YOUR TASK. Scan the records for the word "GSMPRO". Copy each line that includes it.

[Stored entries]
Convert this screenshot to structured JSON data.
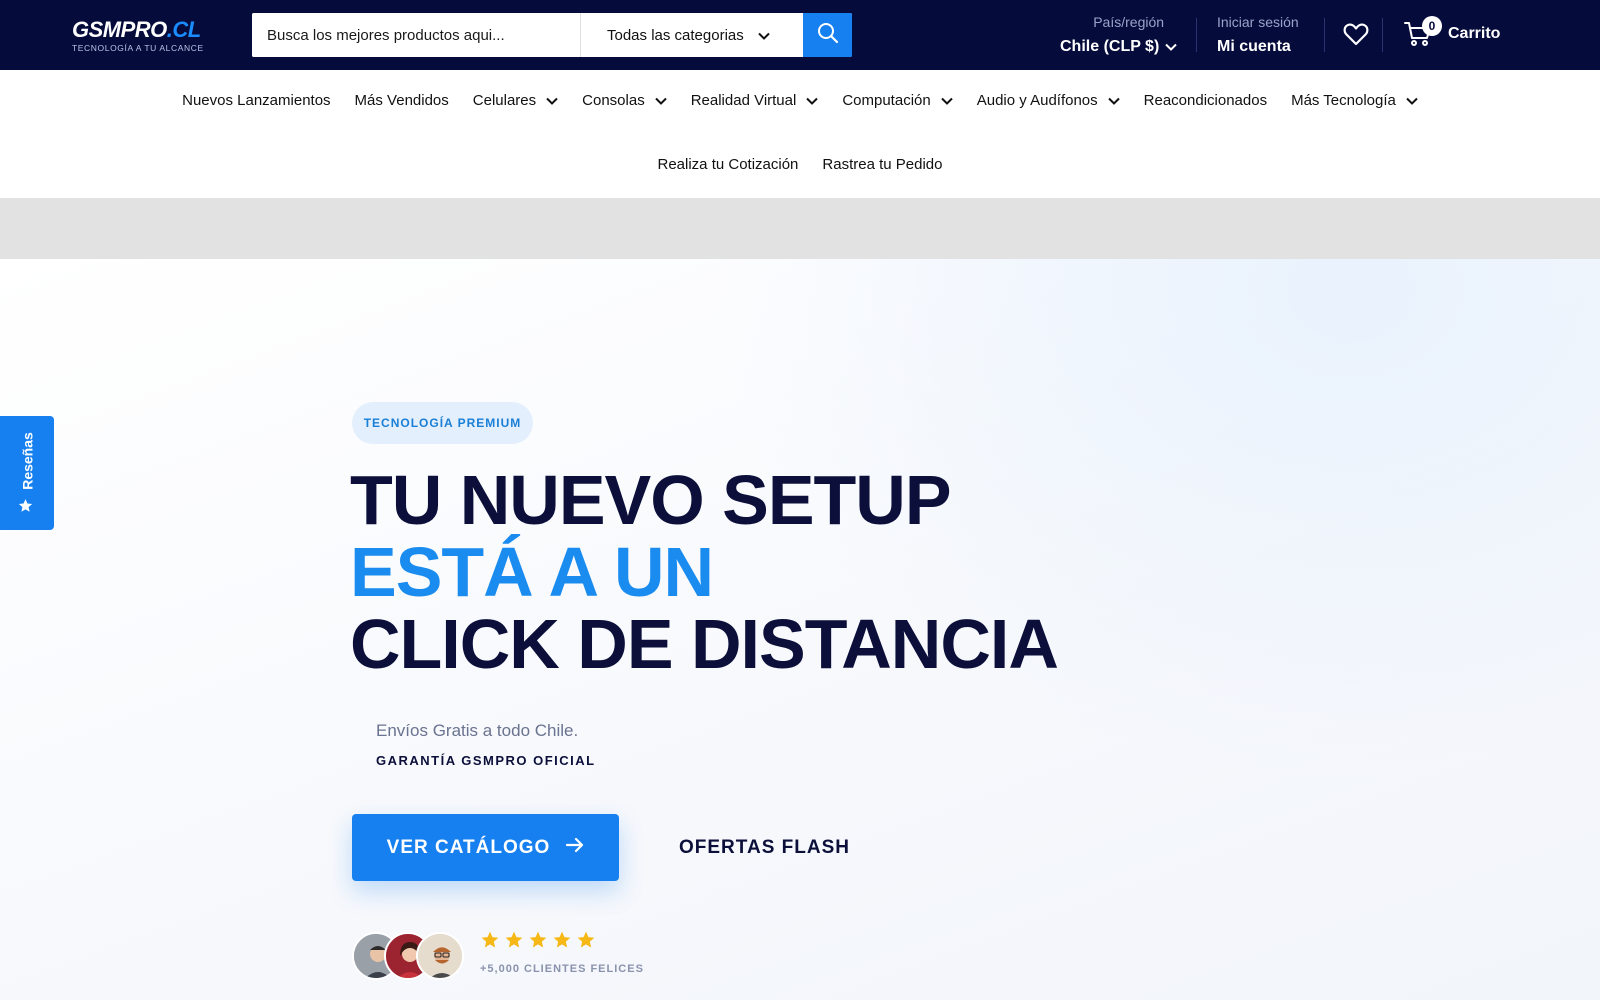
{
  "header": {
    "logo": {
      "brand": "GSMPRO",
      "tld": ".CL",
      "tagline": "TECNOLOGÍA A TU ALCANCE"
    },
    "search": {
      "placeholder": "Busca los mejores productos aqui...",
      "category": "Todas las categorias",
      "icon": "search-icon"
    },
    "region": {
      "label": "País/región",
      "value": "Chile (CLP $)"
    },
    "account": {
      "label": "Iniciar sesión",
      "value": "Mi cuenta"
    },
    "wishlist_icon": "heart-icon",
    "cart": {
      "count": "0",
      "label": "Carrito",
      "icon": "cart-icon"
    },
    "colors": {
      "bar": "#050b3b",
      "accent": "#1780f0"
    }
  },
  "nav": {
    "row1": [
      {
        "label": "Nuevos Lanzamientos",
        "dropdown": false
      },
      {
        "label": "Más Vendidos",
        "dropdown": false
      },
      {
        "label": "Celulares",
        "dropdown": true
      },
      {
        "label": "Consolas",
        "dropdown": true
      },
      {
        "label": "Realidad Virtual",
        "dropdown": true
      },
      {
        "label": "Computación",
        "dropdown": true
      },
      {
        "label": "Audio y Audífonos",
        "dropdown": true
      },
      {
        "label": "Reacondicionados",
        "dropdown": false
      },
      {
        "label": "Más Tecnología",
        "dropdown": true
      }
    ],
    "row2": [
      {
        "label": "Realiza tu Cotización",
        "dropdown": false
      },
      {
        "label": "Rastrea tu Pedido",
        "dropdown": false
      }
    ]
  },
  "hero": {
    "badge": "TECNOLOGÍA PREMIUM",
    "headline": {
      "line1": "TU NUEVO SETUP",
      "line2": "ESTÁ A UN",
      "line3": "CLICK DE DISTANCIA"
    },
    "subtitle": "Envíos Gratis a todo Chile.",
    "guarantee": "GARANTÍA GSMPRO OFICIAL",
    "primary_cta": "VER CATÁLOGO",
    "secondary_cta": "OFERTAS FLASH",
    "rating": {
      "stars": 5,
      "caption": "+5,000 CLIENTES FELICES"
    }
  },
  "reviews_tab": {
    "label": "Reseñas",
    "icon": "star-icon"
  }
}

RESPONSE TO THE TASK.
      "brand": "GSMPRO",
    "guarantee": "GARANTÍA GSMPRO OFICIAL",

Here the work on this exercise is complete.